Finance Minister Blaine Higgs whittled the provincial government’s deficit to $183 million in the Alward government’s second budget.
The finance minister toured the province earlier in 2012, asking citizens how they thought the New Brunswick government should curtail its spending.
Premier David Alward’s government has, again, opted not to raise the Harmonized Sales Tax or impose highway tolls as a way to boost the amount of revenue flowing into the provincial coffers.
The provincial budget did not reveal any wholesale cuts to specific government services or agencies. Instead, Higgs’ path to cutting the deficit to $183 million from the estimated $471 million can be found in a series of smaller revenue increases and spending cuts.
No. 1: Civil service cuts

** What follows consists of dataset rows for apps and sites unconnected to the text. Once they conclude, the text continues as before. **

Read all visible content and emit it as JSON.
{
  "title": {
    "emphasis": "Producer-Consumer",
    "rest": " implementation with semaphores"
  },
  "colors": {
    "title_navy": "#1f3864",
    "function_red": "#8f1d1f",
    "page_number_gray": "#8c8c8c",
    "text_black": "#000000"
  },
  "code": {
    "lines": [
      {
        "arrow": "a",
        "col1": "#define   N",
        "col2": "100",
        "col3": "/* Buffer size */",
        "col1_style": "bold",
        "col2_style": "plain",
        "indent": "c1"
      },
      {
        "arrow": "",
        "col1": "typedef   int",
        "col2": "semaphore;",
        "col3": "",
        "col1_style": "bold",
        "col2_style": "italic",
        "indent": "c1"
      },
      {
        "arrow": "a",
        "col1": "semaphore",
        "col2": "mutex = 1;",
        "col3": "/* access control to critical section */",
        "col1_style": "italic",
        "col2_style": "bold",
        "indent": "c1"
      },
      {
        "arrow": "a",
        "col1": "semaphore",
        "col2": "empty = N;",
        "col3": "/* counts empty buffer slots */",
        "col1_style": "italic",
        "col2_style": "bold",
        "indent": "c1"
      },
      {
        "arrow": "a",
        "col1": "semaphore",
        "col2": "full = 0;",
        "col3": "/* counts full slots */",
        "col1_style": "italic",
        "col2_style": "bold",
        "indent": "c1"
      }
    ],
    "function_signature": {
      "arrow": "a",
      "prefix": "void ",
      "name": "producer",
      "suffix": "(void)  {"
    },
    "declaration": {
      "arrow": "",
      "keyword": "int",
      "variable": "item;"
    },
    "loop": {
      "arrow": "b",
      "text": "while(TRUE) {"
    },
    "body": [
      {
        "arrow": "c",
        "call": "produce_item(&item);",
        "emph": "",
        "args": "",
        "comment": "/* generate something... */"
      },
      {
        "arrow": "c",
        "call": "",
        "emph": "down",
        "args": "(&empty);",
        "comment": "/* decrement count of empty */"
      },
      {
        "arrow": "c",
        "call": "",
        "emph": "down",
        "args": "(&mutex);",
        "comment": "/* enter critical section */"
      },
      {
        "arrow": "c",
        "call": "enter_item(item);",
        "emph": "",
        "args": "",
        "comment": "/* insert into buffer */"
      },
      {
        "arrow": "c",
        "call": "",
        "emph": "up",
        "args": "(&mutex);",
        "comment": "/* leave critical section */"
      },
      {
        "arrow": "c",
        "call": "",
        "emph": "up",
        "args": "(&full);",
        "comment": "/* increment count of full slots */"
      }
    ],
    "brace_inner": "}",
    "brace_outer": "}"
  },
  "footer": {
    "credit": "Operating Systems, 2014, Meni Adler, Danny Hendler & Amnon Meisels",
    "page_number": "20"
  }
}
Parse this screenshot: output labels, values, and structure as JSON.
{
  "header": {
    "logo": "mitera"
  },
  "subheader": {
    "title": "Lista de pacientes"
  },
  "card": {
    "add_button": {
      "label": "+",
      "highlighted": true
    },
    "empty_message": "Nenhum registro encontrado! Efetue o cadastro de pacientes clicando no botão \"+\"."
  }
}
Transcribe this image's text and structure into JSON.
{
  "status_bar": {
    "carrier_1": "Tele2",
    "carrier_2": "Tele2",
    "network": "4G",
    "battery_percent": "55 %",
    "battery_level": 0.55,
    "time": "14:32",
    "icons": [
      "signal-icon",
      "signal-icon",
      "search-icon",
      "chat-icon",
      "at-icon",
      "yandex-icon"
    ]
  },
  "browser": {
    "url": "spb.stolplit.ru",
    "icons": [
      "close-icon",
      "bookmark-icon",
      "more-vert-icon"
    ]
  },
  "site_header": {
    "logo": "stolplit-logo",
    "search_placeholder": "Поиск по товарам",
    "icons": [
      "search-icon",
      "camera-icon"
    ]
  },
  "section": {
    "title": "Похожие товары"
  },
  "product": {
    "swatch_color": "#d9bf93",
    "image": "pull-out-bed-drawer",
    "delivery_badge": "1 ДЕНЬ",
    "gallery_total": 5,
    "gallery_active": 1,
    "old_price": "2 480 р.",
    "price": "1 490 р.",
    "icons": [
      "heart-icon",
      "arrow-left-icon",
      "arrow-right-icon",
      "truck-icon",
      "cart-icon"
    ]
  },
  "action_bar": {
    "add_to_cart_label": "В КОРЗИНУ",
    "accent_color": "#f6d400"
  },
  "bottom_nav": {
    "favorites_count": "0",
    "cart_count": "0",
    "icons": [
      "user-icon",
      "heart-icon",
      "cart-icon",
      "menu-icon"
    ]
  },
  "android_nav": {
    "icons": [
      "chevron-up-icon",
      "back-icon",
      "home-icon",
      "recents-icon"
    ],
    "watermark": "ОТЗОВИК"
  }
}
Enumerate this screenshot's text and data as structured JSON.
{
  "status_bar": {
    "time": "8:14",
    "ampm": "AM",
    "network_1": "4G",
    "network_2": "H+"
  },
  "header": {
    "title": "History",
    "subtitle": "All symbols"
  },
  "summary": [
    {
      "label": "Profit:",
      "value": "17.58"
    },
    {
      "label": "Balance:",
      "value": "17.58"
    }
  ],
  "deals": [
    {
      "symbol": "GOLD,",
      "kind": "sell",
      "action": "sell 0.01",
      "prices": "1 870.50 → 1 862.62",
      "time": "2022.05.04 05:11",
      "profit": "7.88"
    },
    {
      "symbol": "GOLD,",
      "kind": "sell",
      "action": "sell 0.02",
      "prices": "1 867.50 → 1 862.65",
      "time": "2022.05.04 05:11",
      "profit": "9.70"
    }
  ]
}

The province’s bureaucracy had been considered a key target heading into the budget. The ranks of the civil service have grown to 46,788 from 44,345 in 2002. Although the precise effect on the civil service remains unclear, Higgs is promising a leaner bureaucracy.
The Alward government estimates that 1,500 civil servants will retire annually for the next three years. "We will replace only those positions that are critical to the delivery of core government services," Higgs said in his speech.
Higgs told reporters the provincial government expects to rehire two of every three people who leave.
The finance minister is banking on a savings of $86 million because of those reductions. Bureaucrats will also be seeing some of their benefits reduced. The two-year wage freeze policy will be applied to any civil servants who have avoided the wage restraint policy until now. And the provincial government is changing the sick leave policy for employees.
No. 2: Small tax increases
The finance minister, again, sidestepped the need to hike the HST. And unlike last year, Higgs did not feel the need to impose higher taxes on tobacco and gasoline.
So this year, the provincial government is spreading out a series of targeted tax increases.
The provincial government will generate an additional $7 million by increasing the Real Property Transfer Tax. People buying homes will now pay 0.5 per cent up from 0.25 per cent when they purchase new property starting on June 1, 2012.
The Financial Corporation Capital Tax will be bumped up to four per cent from three per cent on April 1. This will raise roughly $5 million annually.
No. 3: Revenue from royalties increasing
The issue of royalty revenue has been a contentious issue in recent months as the provincial government has dealt with the issue of shale gas exploration.
Higgs said the province is working on a new royalty system that will allow the provincial government to "receive its fair share of profits from the development of our natural resources."
The projections for royalties on natural gas are holding steady at $1 million.
But the main increase will come from royalties on potash. The province estimates it will reap $48 million in potash royalties, up forom $18 million last year.
In total, the province will generate $121.6 million in royalty revenue compared to $87.6 million last year.
No. 4: Spending cuts
In his inaugural budget, Higgs eliminated three government agencies, including the Advisory Council on the Status of Women.
This year, Higgs did not lop off any agencies. Instead, the Alward government’s much-talked about government renewal initiative isolated a series of broad, undefined cuts.
- $123 million by "managing human resources more efficiently"
- $24 million in restructuring
- $16 million in savings from government administration
- $8 million in other government savings
Higgs is also boasting about a cut of $55 million in program delivery savings. This includes the savings by cutting the number of school districts to seven from 14, as previously announced, reducing unconditional grants to municipalities by two per cent and the decision to halt the $600,000 in funding for the province’s harness racing industry.
No. 5: NB Power
The Alward government is also relying on NB Power to help its battle against the deficit.
NB Power is projected to earn $78 million in 2012-13. That’s almost as much in one year and the projected savings from three years of civil service reductions.